18 Jun 2023
After Colorado Conflagration (acrylic)
by Diane Drapcho
Silver birches one by one. Aspen
who know what to quake for. Saplings and
pine duff. Where there is smoke, leaves
dream of running. Manzanitas,
pepperwood, breath of heaven. Not every house
but a damn lot of houses. Where there is
smoke, trees reach skyward. Charcoal, bridges,
landfills. Matchsticks, branches,
middle-school hearts, black cats. Where there
is smoke, there may be women. Salem women or
Hartford. Joan of Arc. Triangle
shirtwaists. Sierra-Nevada sequoias alive
during the Song Dynasty, alive during
Council of Orleans. A cottage full of heretics in
Orleans. Where there is smoke, there may
be Lolita or The Bluest Eye.
Thích Quảng Đức in his robes and lotus.
The Stonewall’s disco ball. Mississippi crosses.
AME altars. The Tsar’s Odessa.
Kristallnacht synagogues. The ovens.
Underbrush. Where there is smoke, someone
feeds on flame.
Behind the poem...
Written after an acrylic painting titled Colorado Conflagration by artist Diane Drapcho, my poem featured in a gallery show in Youngstown, Ohio, called Women Artists: A Celebration.
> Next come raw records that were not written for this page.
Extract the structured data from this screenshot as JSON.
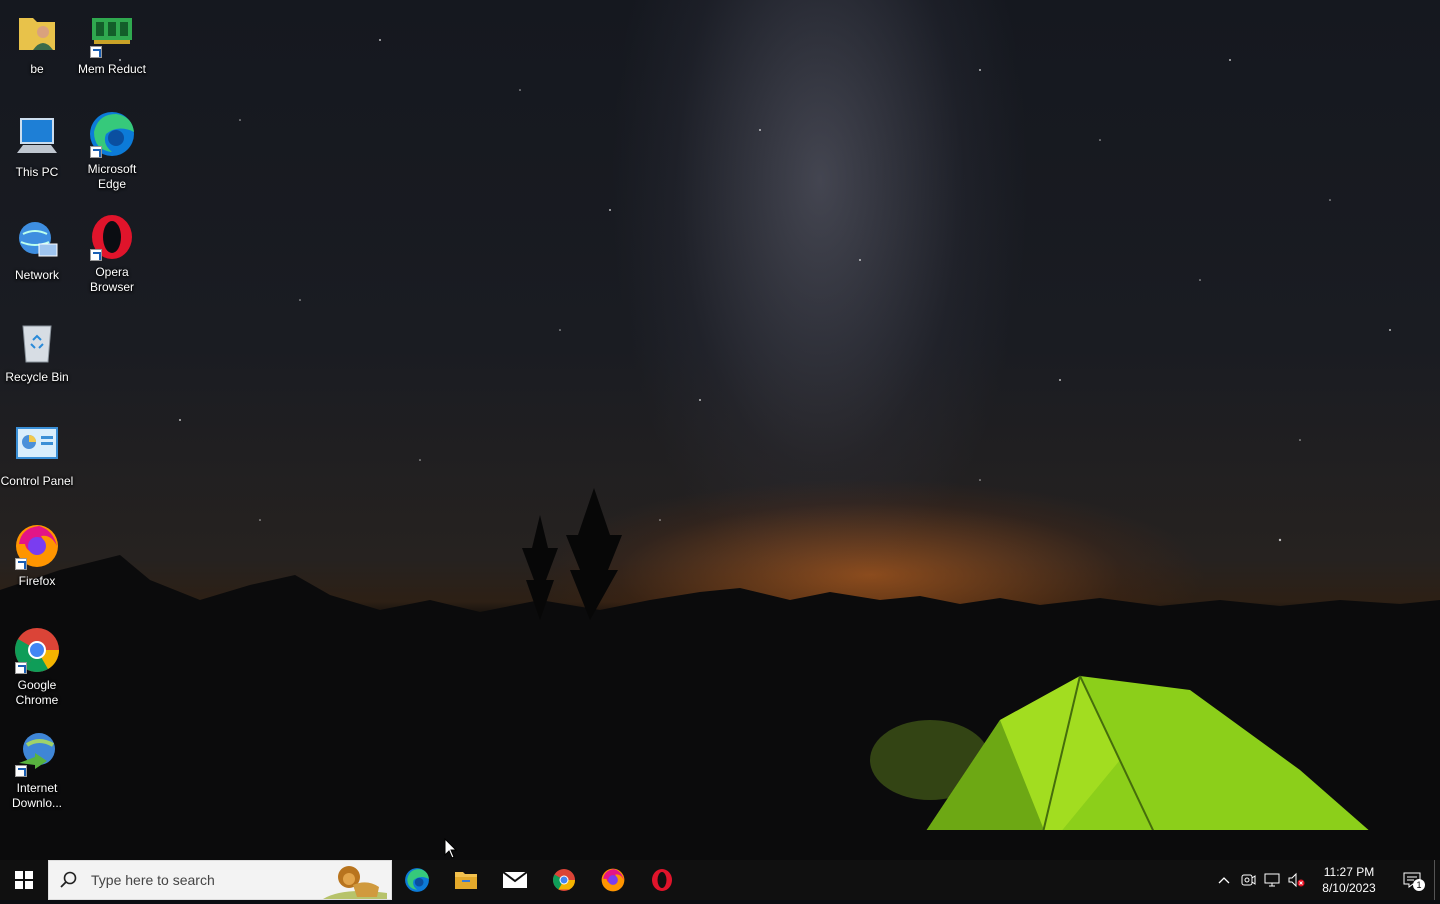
{
  "desktop": {
    "icons": [
      {
        "label": "be",
        "icon": "user-folder-icon",
        "shortcut": false
      },
      {
        "label": "Mem Reduct",
        "icon": "mem-reduct-icon",
        "shortcut": true
      },
      {
        "label": "This PC",
        "icon": "this-pc-icon",
        "shortcut": false
      },
      {
        "label": "Microsoft Edge",
        "icon": "edge-icon",
        "shortcut": true
      },
      {
        "label": "Network",
        "icon": "network-icon",
        "shortcut": false
      },
      {
        "label": "Opera Browser",
        "icon": "opera-icon",
        "shortcut": true
      },
      {
        "label": "Recycle Bin",
        "icon": "recycle-bin-icon",
        "shortcut": false
      },
      {
        "label": "Control Panel",
        "icon": "control-panel-icon",
        "shortcut": false
      },
      {
        "label": "Firefox",
        "icon": "firefox-icon",
        "shortcut": true
      },
      {
        "label": "Google Chrome",
        "icon": "chrome-icon",
        "shortcut": true
      },
      {
        "label": "Internet Downlo...",
        "icon": "idm-icon",
        "shortcut": true
      }
    ]
  },
  "taskbar": {
    "search_placeholder": "Type here to search",
    "pinned": [
      {
        "name": "Microsoft Edge",
        "icon": "edge-icon"
      },
      {
        "name": "File Explorer",
        "icon": "folder-icon"
      },
      {
        "name": "Mail",
        "icon": "mail-icon"
      },
      {
        "name": "Google Chrome",
        "icon": "chrome-icon"
      },
      {
        "name": "Firefox",
        "icon": "firefox-icon"
      },
      {
        "name": "Opera",
        "icon": "opera-icon"
      }
    ],
    "clock": {
      "time": "11:27 PM",
      "date": "8/10/2023"
    },
    "notification_count": "1"
  },
  "colors": {
    "taskbar_bg": "#101010",
    "tent_green": "#8ccf1a",
    "sunset_orange": "#d46a1c"
  }
}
It was sponsored by the local YMCA, and several women writers (including me) were commissioned to write ekphrastic poems inspired by the show’s artwork – some of which were read at a gallery reception.